Morreale pointed to the Nighthawks’ history of engagement in Guelph as a model for the Calgary Surge to continue. That team did more than 200 community events in 2021.
The league also has a youth sports draft day each year, promoting the development of professional basketball within Canada.
“I promise you that we will be in front of those kids, and maybe we don’t have a contract at the end, yet, but we will provide the platform for them to be seen to be noticed, and we’ll do it the proper way,” Morreale said.
“We’re not going to charge you 50 bucks to come try out at a free agent camp. That’s not how we do things, that’s taking people’s money. You’re going to earn your right to be on the court.”
Jutt said that the team will be focusing every one of their engagements in the community through a community based lens.
“For me, success is going to look like the way that youth connect with this team and the way that we’re able to connect with our youth,” he said.
“For us to go and pick Jack James High School to come today was a deliberate choice to bring those kids out here, some of them had never been to WinSport before, and this is their first time at this facility, which a lot of us may take for granted.
“But for people in a certain area of this city to have never been to a place that as has meant so much to Calgary, and now today they’re going to leave with these incredible memories, it’s our job to make sure we continue to engage them wherever they are, and then find ways for them to excessively come back.”
He called it a two-way commitment that embraces the diversity of Calgary, and new-immigrants to the city.
“That’s the reason why both of us got involved. And that’s why we’re gonna continue to make sure that this is a success,” he said.
Building sport in Calgary
Sport Calgary president and CEO, Catriona Le May Doan, said that having a professional basketball team in Calgary would inspire the next generation of athletes.

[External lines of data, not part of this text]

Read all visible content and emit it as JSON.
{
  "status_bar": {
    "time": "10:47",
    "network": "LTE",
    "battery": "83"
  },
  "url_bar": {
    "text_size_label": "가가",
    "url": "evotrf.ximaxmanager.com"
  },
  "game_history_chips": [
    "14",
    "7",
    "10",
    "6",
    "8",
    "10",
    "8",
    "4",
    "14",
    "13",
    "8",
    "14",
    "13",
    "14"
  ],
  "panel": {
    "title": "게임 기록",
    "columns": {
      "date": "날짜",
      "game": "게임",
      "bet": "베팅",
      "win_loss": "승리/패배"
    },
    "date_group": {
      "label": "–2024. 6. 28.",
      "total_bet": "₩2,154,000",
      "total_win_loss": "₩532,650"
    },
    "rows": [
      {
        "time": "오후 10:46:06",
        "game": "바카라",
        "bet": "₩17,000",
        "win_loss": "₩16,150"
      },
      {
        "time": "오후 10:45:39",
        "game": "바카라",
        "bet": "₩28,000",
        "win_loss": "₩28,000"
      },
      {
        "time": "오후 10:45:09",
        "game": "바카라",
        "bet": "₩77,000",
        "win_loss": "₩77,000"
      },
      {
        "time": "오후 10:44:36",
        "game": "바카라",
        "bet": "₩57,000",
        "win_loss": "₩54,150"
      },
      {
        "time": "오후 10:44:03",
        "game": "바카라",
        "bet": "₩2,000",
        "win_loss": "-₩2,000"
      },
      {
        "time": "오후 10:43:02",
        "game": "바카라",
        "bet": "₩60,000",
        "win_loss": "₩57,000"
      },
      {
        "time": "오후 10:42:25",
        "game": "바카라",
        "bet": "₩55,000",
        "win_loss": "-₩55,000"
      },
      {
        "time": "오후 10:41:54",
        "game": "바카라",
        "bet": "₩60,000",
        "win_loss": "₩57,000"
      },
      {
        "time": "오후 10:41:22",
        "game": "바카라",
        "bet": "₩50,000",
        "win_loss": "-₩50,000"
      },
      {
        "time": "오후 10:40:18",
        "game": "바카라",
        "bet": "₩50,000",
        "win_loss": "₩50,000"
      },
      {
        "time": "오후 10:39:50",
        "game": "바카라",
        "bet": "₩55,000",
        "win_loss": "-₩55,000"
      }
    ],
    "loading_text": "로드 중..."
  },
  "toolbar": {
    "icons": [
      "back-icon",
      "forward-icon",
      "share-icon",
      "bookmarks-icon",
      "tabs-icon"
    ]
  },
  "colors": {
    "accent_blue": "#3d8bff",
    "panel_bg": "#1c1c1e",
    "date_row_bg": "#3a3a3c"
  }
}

“It was said right at the beginning about being here and WinSport as a legacy facility, I live here because of that legacy, I chose to move here to train, I chose to stay here and raise my children, and this is going to be an inspiration for the next generation,” Le May Doan said.
“We need that. We need that in our world right now, we need that in our community—we need sport.”
Le May Doan said that Sport Calgary would be working with the Calgary Surge on community engagement to build sport in the city.
“We’re going to keep them busy, and these guys know it.”
Mayor Jyoti Gondek said that anytime there is more sport in Calgary, it’s a victory.
“I think people like Catriona Le May Doan will tell you that the more sport the better,” she said.
“It engages our kids, it engages our seniors, it gets everybody out and involved and it’s only ever good for the city.”
Details on the team and league
The game style features FIBA rules that differ somewhat from NBA and NCAA rules that Calgarians may be more familiar with.
Team colours are red and black and feature grey and white accents. The icon is a hawk with a wing shape that represents all four quadrants of the city uniting as one. The teardrop-styled graphic is a deliberate acknowledgement of the franchise’s origins as the “Nighthawks” and the team’s fans across the country.
Fans wanting to pick up a shirt or hat from the exclusive launch collection of Surge merchandise, can do so starting today at www.calgarysurge.ca.
The Canadian Elite Basketball league has 10 teams in six provinces. Seventy-one per cent of rostered players are Canadian – the highest of any pro league in the country.
So far nine CEBL players have picked up NBA contracts.
The CEBL season runs May through August.